The Scottish Visitors: Lady Agnew of Lochnaw
The next in our weekly series of Scottish visitors is Lady Agnew, who sat for John Singer Sargent at the age of 27. Her pose is "notably langorous," possibly because she was recovering from a period of nervous exhaustion at the time. The except below is from the exhibition catalog for Botticelli to Braque: Masterpieces from the National Galleries of Scotland, available for purchase in the Museum Store.
John Singer Sargent 1856–1925, Lady Agnew of Lochnaw (1865–1932), 1892
John Singer Sargent was born in Florence to American parents and became the most fashionable and assured portraitist working on both sides of the Atlantic in the later nineteenth century. Sargent trained in Paris with Émile Carolus-Duran. He portrayed a number of French and American sitters in Paris, most famously Madame Pierre Gautreau (Madame X) whose portrait of 1884 (Metropolitan Museum of Art, New York) was denounced for its immodesty. Two years later he settled in London. In the 1890s he made a definitive move towards becoming a society portraitist, a development which was helped to a considerable degree by the success of this depiction of Lady Agnew.
The sheer glamour of this portrait, achieved through lush, fluid brushwork, delicate colour harmonies, and an overwhelming sense of opulence, has meant it has transcended its role as a depiction of an individual and almost become an icon for an era, embodying the grace and decadence associated with fin-de-siècle British high society. The sitter is Gertrude Vernon: her parents were the Hon. Gowran Charles Vernon and Caroline Fazakerly. In 1889, Gertrude married Sir Andrew Noel Agnew, 9th Baron of Lochnaw – a lawyer with political ambitions who came from an old Scottish family.
The connection with Sargent was probably forged through Gertrude’s friends, the Dunhams, a New York family based in London; James and Harriet Dunham had six daughters, two of whom were painted by Sargent in the early 1890s. Gertrude and Noel dined with the Dunhams and Sargent on 11 July 1891. She sat to the artist in the following year, at the age of twenty-seven, during a period of nervous exhaustion (neurasthenia) and convalescence. Her pose is notably langorous, as she stares slightly upwards and very intently at the artist while he painted her. The precise cost of the commission is not recorded, however Sargent charged about £500 for a three-quarter-length portrait at the time.

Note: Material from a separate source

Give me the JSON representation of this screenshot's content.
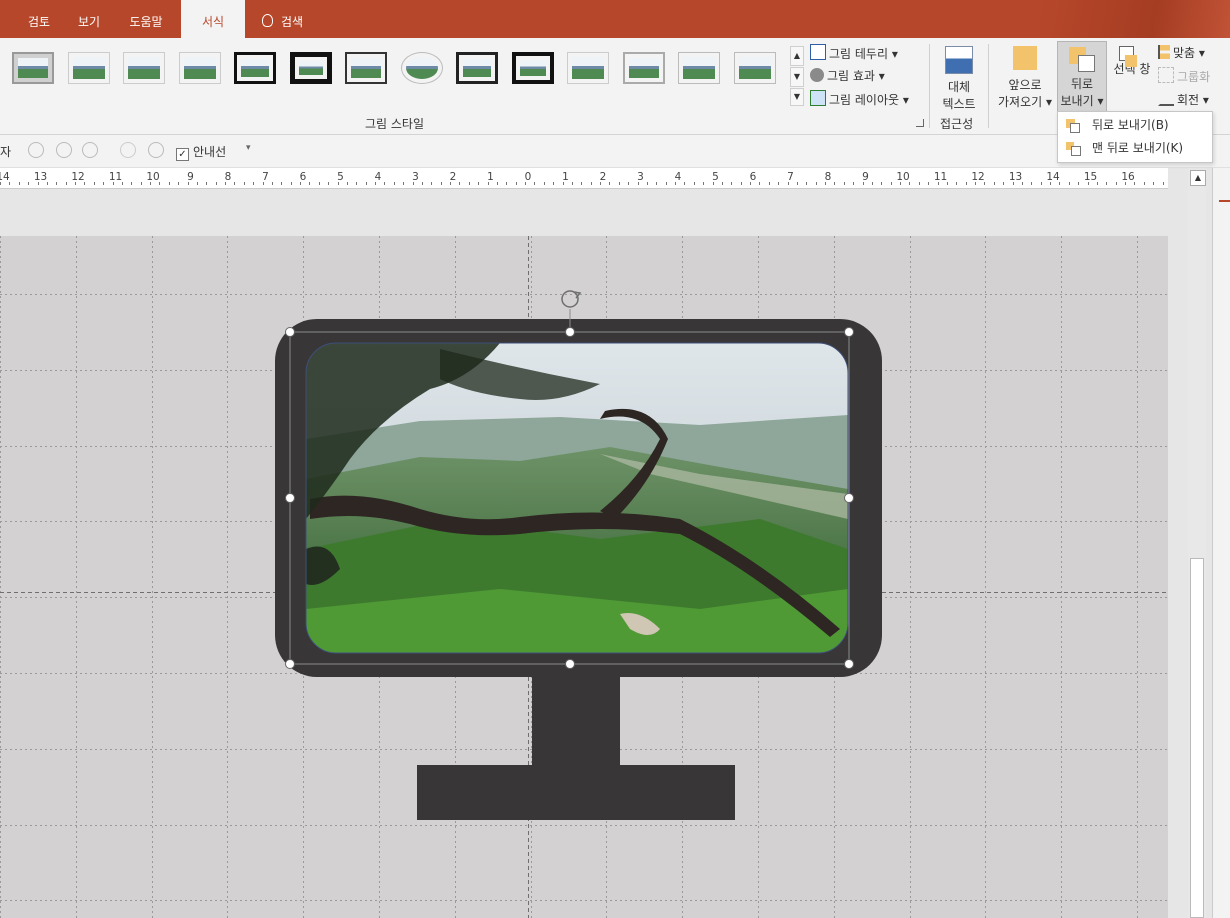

The appeal and power of Sargent’s work are largely reliant on the subtle and rich clothing and setting selected for his sitter. She wears a pearl-white satin and chiffon dress, called a tea gown. A bold mauve sash complements the trimmings on the sleeves. The pendant around her neck, which may have a large gem in the centre, appears to be surrounded by turquoises and seed pearls. Lady Agnew is seated on a Louis XVIbergère chair, which was a prop from Sargent’s studio that he had brought from Paris to London in 1886. The Chinese turquoise and gold silk hanging which provides the backdrop for the portrait also formed part of the artist’s collection of items he used to create luxurious settings for his subjects.
The picture – ostensibly so spontaneous, but actually so carefully judged – was to prove pivotal in the careers of the artist and sitter. It confirmed his reputation for elegant, slick portraiture and established her status as a beauty and hostess. The painting’s appearance at the 1893 annual Royal Academy exhibition brought it to the attention of a wide public and prompted wildly enthusiastic critical notices.
Sir Noel and Lady Agnew’s London life in the period leading up to the First World War was defined by parties, dinners, receptions and private views. The cost of being a society hostess was met by the sale of Lochnaw land and of Sargent’s portrait. Intriguingly the picture was offered in 1922 to Helen Clay Frick, who was a passionate collector and distinguished philanthropist and the daughter of Henry Clay Frick, the founder of The Frick Collection. This offer was not taken up. Lady Agnew then approached the Trustees of the National Galleries of Scotland in 1924. They refused at the time to buy works by living artists. However, in the following year Sargent died and so this impediment fell away. -Christopher Baker